The homebuilt confocal microscope is based on the body of a Zeiss Axiovert 200. Either a frequency doubled Nd:YAG continuous wave laser or a pulsed laser (LDH-P-FA-530, PicoQuant) were used to create the excitation light around 532 nm. A large-numerical-aperture air microscope objective mounted on a 1D piezo stage (MIPOS 100, piezosystem jena) focussed the excitation light and collected the fluorescence. The sample was scanned by a 2D piezo stage (PXY 80 D12, piezosystem jena). Collected fluorescence light was separated from the excitation laser by a dichroic mirror. Then, it was either spatially filtered and sent to a grating spectrometer or it was spectrally filtered by RG630 glass, split by a 50/50 beam splitter and directed towards two pinholes. These pinholes could be independently adjusted to spatially filter out different spots of the image plane, so that cross correlations could be measured. After the pinholes the light was directed to avalanche photodiodes (SPCM-AQR-14/SPCM-AQRH-14, Perkin Elmer).

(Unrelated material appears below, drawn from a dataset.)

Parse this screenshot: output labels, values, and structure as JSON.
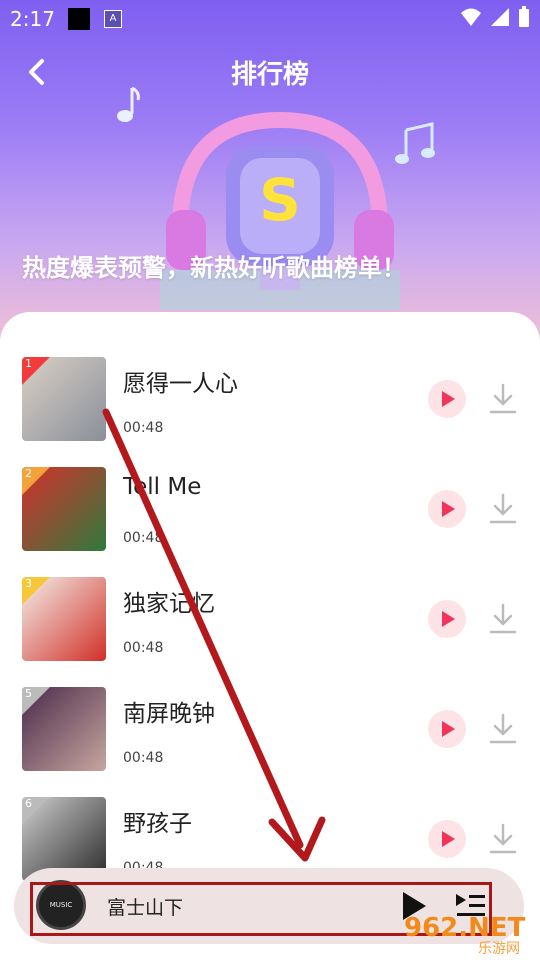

To perform correlation measurements at the waveguide ends, an oil-immersion microscope objective (UPlanSApo 60XO, Olympus) was used for collecting the light, while different air objectives were used to focus the excitation laser onto the sample from the other side. The air objectives were mounted on a 3D piezo system (PXY100 ID and MIPOS 100, piezosystem jena) to enable scanning of the excitation spot while the sample was kept at a fixed position. Also, the 50/50 beam splitter within the HBT setup could be replaced by a D-shaped mirror in an image plane in cases where cross-correlation measurements with high count rates were needed.

Q-factor measurements

The mode structure of the disc resonators was analysed by means of coupling in a tunable external-cavity diode laser (Velocity Series, New Focus) at around 770 nm via the evanescent fields of a tapered optical fibre. By tuning the frequency of the laser over the distinct whispering gallery modes, light was coupled into the resonator and different modes could be observed as Lorentzian shaped dips in the transmitted power. The polarization of the incoming light was chosen to maximize the coupling depth. For normalizing the data sets, we first performed a reference scan with an uncoupled fibre taper and compared the results to the situation when the same taper was coupled to the resonator. This provided direct access to the different coupling depths and cancelled out overlaying power modulations caused by slightly non-adiabatic taper transitions.

The Q-factors were calculated from the dips by a Lorentzian fit function with an additional linear term to better match the local environment of the resonances. The fibre taper used had a waist diameter of 1.5 μm. Measurements were performed in full contact.